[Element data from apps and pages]
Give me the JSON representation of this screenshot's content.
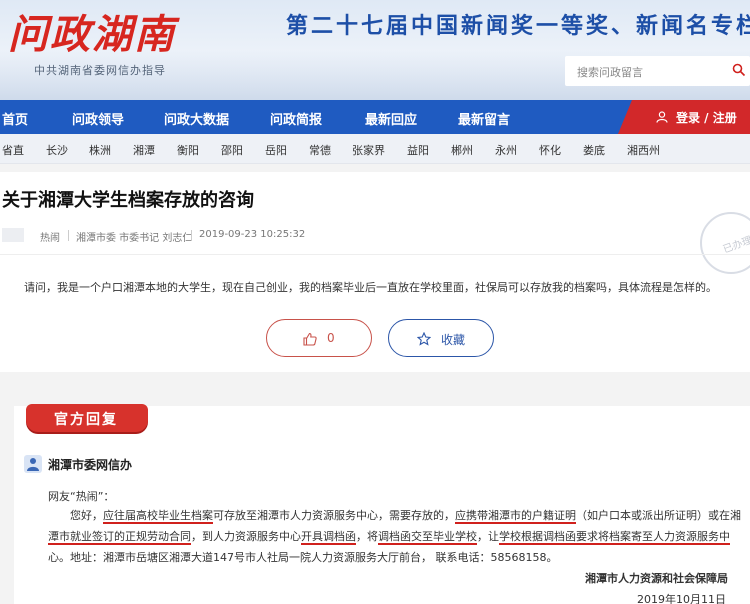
{
  "header": {
    "logo": "问政湖南",
    "guide": "中共湖南省委网信办指导",
    "slogan": "第二十七届中国新闻奖一等奖、新闻名专栏",
    "search_placeholder": "搜索问政留言"
  },
  "nav": {
    "items": [
      "首页",
      "问政领导",
      "问政大数据",
      "问政简报",
      "最新回应",
      "最新留言"
    ],
    "login": "登录 / 注册"
  },
  "regions": [
    "省直",
    "长沙",
    "株洲",
    "湘潭",
    "衡阳",
    "邵阳",
    "岳阳",
    "常德",
    "张家界",
    "益阳",
    "郴州",
    "永州",
    "怀化",
    "娄底",
    "湘西州"
  ],
  "post": {
    "title": "关于湘潭大学生档案存放的咨询",
    "author": "热闹",
    "target": "湘潭市委 市委书记 刘志仁",
    "time": "2019-09-23 10:25:32",
    "stamp": "已办理",
    "question": "请问，我是一个户口湘潭本地的大学生，现在自己创业，我的档案毕业后一直放在学校里面，社保局可以存放我的档案吗，具体流程是怎样的。",
    "likes": "0",
    "favorite": "收藏"
  },
  "reply": {
    "badge": "官方回复",
    "org": "湘潭市委网信办",
    "greeting": "网友“热闹”：",
    "segments": {
      "s1": "您好，",
      "u1": "应往届高校毕业生档案",
      "s2": "可存放至湘潭市人力资源服务中心，需要存放的，",
      "u2": "应携带湘潭市的户籍证明",
      "s3": "（如户口本或派出所证明）或在湘",
      "u3a": "潭市就业签订的正规劳动合同",
      "s4": "，到人力资源服务中心",
      "u4": "开具调档函",
      "s5": "，将",
      "u5": "调档函交至毕业学校",
      "s6": "，让",
      "u6": "学校根据调档函要求将档案寄至人力资源服务中",
      "s7": "心。地址：湘潭市岳塘区湘潭大道147号市人社局一院人力资源服务大厅前台，  联系电话：58568158。"
    },
    "signature": "湘潭市人力资源和社会保障局",
    "date": "2019年10月11日"
  },
  "colors": {
    "brand_red": "#d7261f",
    "nav_blue": "#1f5bc1",
    "underline_red": "#d0211d"
  }
}
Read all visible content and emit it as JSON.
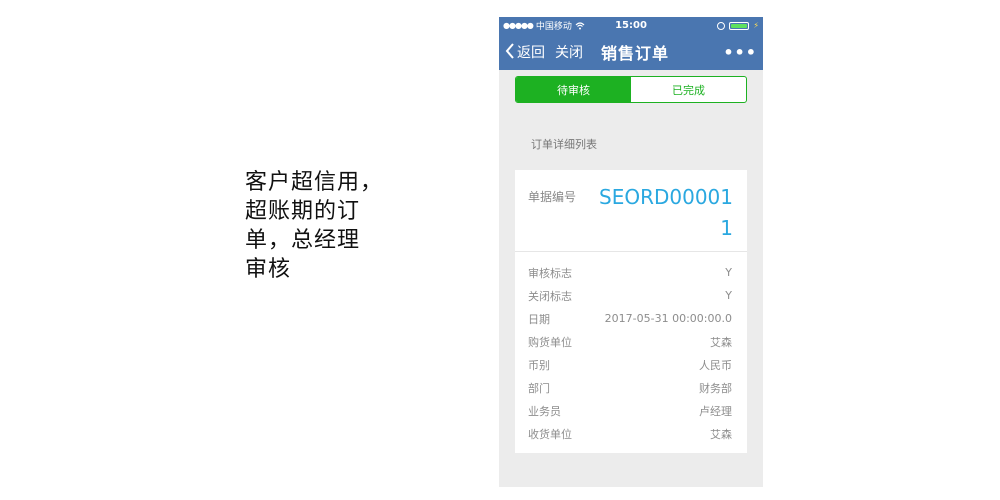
{
  "caption": "客户超信用，\n超账期的订\n单，总经理\n审核",
  "status_bar": {
    "signal": "●●●●●",
    "carrier": "中国移动",
    "wifi_icon": "wifi-icon",
    "time": "15:00",
    "lock_icon": "lock-icon",
    "battery_icon": "battery-icon"
  },
  "nav": {
    "back": "返回",
    "close": "关闭",
    "title": "销售订单",
    "more": "•••"
  },
  "tabs": [
    {
      "label": "待审核",
      "active": true
    },
    {
      "label": "已完成",
      "active": false
    }
  ],
  "section_label": "订单详细列表",
  "order": {
    "number_label": "单据编号",
    "number_value": "SEORD000011",
    "fields": [
      {
        "label": "审核标志",
        "value": "Y"
      },
      {
        "label": "关闭标志",
        "value": "Y"
      },
      {
        "label": "日期",
        "value": "2017-05-31 00:00:00.0"
      },
      {
        "label": "购货单位",
        "value": "艾森"
      },
      {
        "label": "币别",
        "value": "人民币"
      },
      {
        "label": "部门",
        "value": "财务部"
      },
      {
        "label": "业务员",
        "value": "卢经理"
      },
      {
        "label": "收货单位",
        "value": "艾森"
      }
    ]
  },
  "colors": {
    "nav_bg": "#4a76b0",
    "tab_green": "#1db122",
    "order_number": "#2aa8e0"
  }
}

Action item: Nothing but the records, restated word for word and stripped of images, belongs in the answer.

Answer below:
Give me the JSON representation of this screenshot's content.
{
  "header": {
    "logo": "问政湖南",
    "guide": "中共湖南省委网信办指导",
    "slogan": "第二十七届中国新闻奖一等奖、新闻名专栏",
    "search_placeholder": "搜索问政留言"
  },
  "nav": {
    "items": [
      "首页",
      "问政领导",
      "问政大数据",
      "问政简报",
      "最新回应",
      "最新留言"
    ],
    "login": "登录 / 注册"
  },
  "regions": [
    "省直",
    "长沙",
    "株洲",
    "湘潭",
    "衡阳",
    "邵阳",
    "岳阳",
    "常德",
    "张家界",
    "益阳",
    "郴州",
    "永州",
    "怀化",
    "娄底",
    "湘西州"
  ],
  "post": {
    "title": "关于湘潭大学生档案存放的咨询",
    "author": "热闹",
    "target": "湘潭市委 市委书记 刘志仁",
    "time": "2019-09-23 10:25:32",
    "stamp": "已办理",
    "question": "请问，我是一个户口湘潭本地的大学生，现在自己创业，我的档案毕业后一直放在学校里面，社保局可以存放我的档案吗，具体流程是怎样的。",
    "likes": "0",
    "favorite": "收藏"
  },
  "reply": {
    "badge": "官方回复",
    "org": "湘潭市委网信办",
    "greeting": "网友“热闹”：",
    "segments": {
      "s1": "您好，",
      "u1": "应往届高校毕业生档案",
      "s2": "可存放至湘潭市人力资源服务中心，需要存放的，",
      "u2": "应携带湘潭市的户籍证明",
      "s3": "（如户口本或派出所证明）或在湘",
      "u3a": "潭市就业签订的正规劳动合同",
      "s4": "，到人力资源服务中心",
      "u4": "开具调档函",
      "s5": "，将",
      "u5": "调档函交至毕业学校",
      "s6": "，让",
      "u6": "学校根据调档函要求将档案寄至人力资源服务中",
      "s7": "心。地址：湘潭市岳塘区湘潭大道147号市人社局一院人力资源服务大厅前台，  联系电话：58568158。"
    },
    "signature": "湘潭市人力资源和社会保障局",
    "date": "2019年10月11日"
  },
  "colors": {
    "brand_red": "#d7261f",
    "nav_blue": "#1f5bc1",
    "underline_red": "#d0211d"
  }
}
Read all visible content and emit it as JSON.
{
  "caption": "客户超信用，\n超账期的订\n单，总经理\n审核",
  "status_bar": {
    "signal": "●●●●●",
    "carrier": "中国移动",
    "wifi_icon": "wifi-icon",
    "time": "15:00",
    "lock_icon": "lock-icon",
    "battery_icon": "battery-icon"
  },
  "nav": {
    "back": "返回",
    "close": "关闭",
    "title": "销售订单",
    "more": "•••"
  },
  "tabs": [
    {
      "label": "待审核",
      "active": true
    },
    {
      "label": "已完成",
      "active": false
    }
  ],
  "section_label": "订单详细列表",
  "order": {
    "number_label": "单据编号",
    "number_value": "SEORD000011",
    "fields": [
      {
        "label": "审核标志",
        "value": "Y"
      },
      {
        "label": "关闭标志",
        "value": "Y"
      },
      {
        "label": "日期",
        "value": "2017-05-31 00:00:00.0"
      },
      {
        "label": "购货单位",
        "value": "艾森"
      },
      {
        "label": "币别",
        "value": "人民币"
      },
      {
        "label": "部门",
        "value": "财务部"
      },
      {
        "label": "业务员",
        "value": "卢经理"
      },
      {
        "label": "收货单位",
        "value": "艾森"
      }
    ]
  },
  "colors": {
    "nav_bg": "#4a76b0",
    "tab_green": "#1db122",
    "order_number": "#2aa8e0"
  }
}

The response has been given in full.